In the early morning darkness of August 2, 1943, during a chaotic nighttime skirmish amid the Solomon Islands, the Japanese destroyer Amagiri barreled through thick fog and struck the U.S. Navy's motor torpedo boat PT 109, splitting the craft nearly in half and killing two American sailors instantly. The sea erupted in flames as the 109's skipper, John F. Kennedy, and the ten surviving crewmen under his command desperately clung to the sinking wreckage; 1,200 feet of ink-black, shark-infested water loomed beneath. "All hands lost," came the reports back to the Americans' base: no rescue was coming for the men of PT 109. Their desperate ordeal was just beginning—so too was one of the most remarkable tales of World War II, one whose astonishing afterlife would culminate two decades later in the White House.
Drawing on original interviews with the last living links to the events, previously untapped Japanese wartime archives, and a wealth of archival documents from the Kennedy Library, including a lost first-hand account by JFK himself, bestselling author William Doyle has crafted a thrilling and definitive account of the sinking of PT 109 and its shipwrecked crew's heroics. Equally fascinating is the story's second act, in which Doyle explores in new detail how this extraordinary episode shaped Kennedy's character and fate, proving instrumental to achieving his presidential ambitions: "Without PT 109, there never would have been a President John F. Kennedy," declared JFK aide David Powers.
Featuring castaways on a deserted island, a spy network of Solomon Island natives, an Australian coast watcher hidden on the side of a volcano, an S.O.S. note carved into a coconut, and a daring rescue attempt led by Kennedy's fellow American PT boats, PT 109 is an unforgettable American epic of war and destiny.
At the climax of the war -- inspired by the defeat of Napoleon in early 1814 and the perceived illegality of the Louisiana Purchase -- the British devised a plan to launch a three-pronged attack against the northern, eastern, and southern U.S. borders. Concealing preparations for this strike by engaging in negotiations in Ghent, Britain meanwhile secretly issued orders to seize New Orleans and wrest control of the Mississippi and the lands west of the river. They further instructed British commander General Edward Pakenham not to cease his attack if he heard rumors of a peace treaty. Great Britain even covertly installed government officials within military units with the intention of immediately taking over administrative control once the territory was conquered.
According to author Ronald J. Drez, the British strategy and the successful defense of New Orleans through the leadership of General Andrew Jackson affirm the serious implications of this climatic -battle. Far from being simply an unnecessary epilogue to the War of 1812, the Battle of New Orleans firmly secured for the United States the territory acquired through the Louisiana Purchase.
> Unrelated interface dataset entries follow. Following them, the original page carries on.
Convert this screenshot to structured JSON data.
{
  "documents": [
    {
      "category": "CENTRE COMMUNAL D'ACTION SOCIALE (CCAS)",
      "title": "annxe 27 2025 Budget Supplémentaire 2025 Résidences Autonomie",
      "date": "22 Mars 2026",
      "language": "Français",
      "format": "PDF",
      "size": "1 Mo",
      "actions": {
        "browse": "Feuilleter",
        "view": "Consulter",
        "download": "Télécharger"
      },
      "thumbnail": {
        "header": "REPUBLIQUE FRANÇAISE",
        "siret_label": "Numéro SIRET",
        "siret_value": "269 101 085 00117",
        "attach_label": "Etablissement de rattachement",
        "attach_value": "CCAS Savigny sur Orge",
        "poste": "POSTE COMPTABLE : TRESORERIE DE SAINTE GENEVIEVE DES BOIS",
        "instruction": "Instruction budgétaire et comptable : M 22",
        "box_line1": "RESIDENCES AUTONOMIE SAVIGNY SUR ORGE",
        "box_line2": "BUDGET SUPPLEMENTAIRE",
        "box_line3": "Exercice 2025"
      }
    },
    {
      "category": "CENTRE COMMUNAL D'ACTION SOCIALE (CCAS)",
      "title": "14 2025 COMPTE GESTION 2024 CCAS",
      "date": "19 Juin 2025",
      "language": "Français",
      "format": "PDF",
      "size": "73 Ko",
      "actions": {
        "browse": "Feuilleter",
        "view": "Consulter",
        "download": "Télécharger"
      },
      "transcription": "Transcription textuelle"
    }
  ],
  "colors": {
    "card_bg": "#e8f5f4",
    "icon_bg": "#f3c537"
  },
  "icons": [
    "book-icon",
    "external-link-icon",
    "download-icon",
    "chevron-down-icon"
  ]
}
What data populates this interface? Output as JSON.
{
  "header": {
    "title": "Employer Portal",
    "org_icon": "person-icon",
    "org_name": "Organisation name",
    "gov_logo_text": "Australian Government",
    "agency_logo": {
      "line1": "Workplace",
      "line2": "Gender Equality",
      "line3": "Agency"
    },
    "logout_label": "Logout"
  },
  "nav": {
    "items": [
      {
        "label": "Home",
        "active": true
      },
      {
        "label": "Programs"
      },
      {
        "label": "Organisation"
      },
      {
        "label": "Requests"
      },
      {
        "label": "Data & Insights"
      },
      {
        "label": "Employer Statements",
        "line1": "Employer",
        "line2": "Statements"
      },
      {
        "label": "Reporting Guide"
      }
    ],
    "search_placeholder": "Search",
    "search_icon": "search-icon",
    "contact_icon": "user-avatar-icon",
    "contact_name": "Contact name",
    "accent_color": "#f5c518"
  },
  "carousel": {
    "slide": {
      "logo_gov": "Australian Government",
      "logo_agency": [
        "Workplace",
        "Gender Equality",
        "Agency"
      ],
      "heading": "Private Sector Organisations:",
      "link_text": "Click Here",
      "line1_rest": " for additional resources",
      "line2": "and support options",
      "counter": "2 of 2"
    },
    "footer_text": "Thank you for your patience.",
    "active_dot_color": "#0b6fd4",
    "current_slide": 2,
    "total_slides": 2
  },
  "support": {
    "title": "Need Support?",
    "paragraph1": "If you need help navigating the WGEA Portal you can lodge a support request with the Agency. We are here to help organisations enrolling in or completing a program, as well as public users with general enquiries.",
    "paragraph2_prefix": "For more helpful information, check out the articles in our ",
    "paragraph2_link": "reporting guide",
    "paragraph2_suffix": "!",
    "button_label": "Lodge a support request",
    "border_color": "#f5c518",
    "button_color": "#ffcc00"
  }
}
Through the use of primary sources, Drez provides a deeper understanding of Britain's objectives, and The War of 1812, Conflict and Deception offers a compelling account of this pivotal moment in American history.
From the decision to build six heavy frigates, through the cliff-hanger campaign against Tripoli, to the war that shook the world in 1812, Ian W. Toll tells this grand tale with the political insight of Founding Brothers and the narrative flair of Patrick O'Brian.
The daughter of one of New York’s most influential families, niece of Theodore Roosevelt, and wife of President Franklin Delano Roosevelt, Eleanor Roosevelt witnessed some of the most remarkable decades in modern history, as America transitioned from the Gilded Age, the Progressive Era, and the Depression to World War II and the Cold War.
A champion of the downtrodden, Eleanor drew on her experience and used her role as First Lady to help those in need. Intimately involved in her husband’s political life, from the governorship of New York to the White House, Eleanor would eventually become a powerful force of her own, heading women’s organizations and youth movements, and battling for consumer rights, civil rights, and improved housing. In the years after FDR’s death, this inspiring, controversial, and outspoken leader would become a U.N. Delegate, chairman of the Commission on Human Rights, a newspaper columnist, Democratic party activist, world-traveler, and diplomat devoted to the ideas of liberty and human rights.
This single volume biography brings her into focus through her own words, illuminating the vanished world she grew up, her life with her political husband, and the post-war years when she worked to broaden cooperation and understanding at home and abroad.
The Autobiography of Eleanor Roosevelt includes 16 pages of black-and-white photos.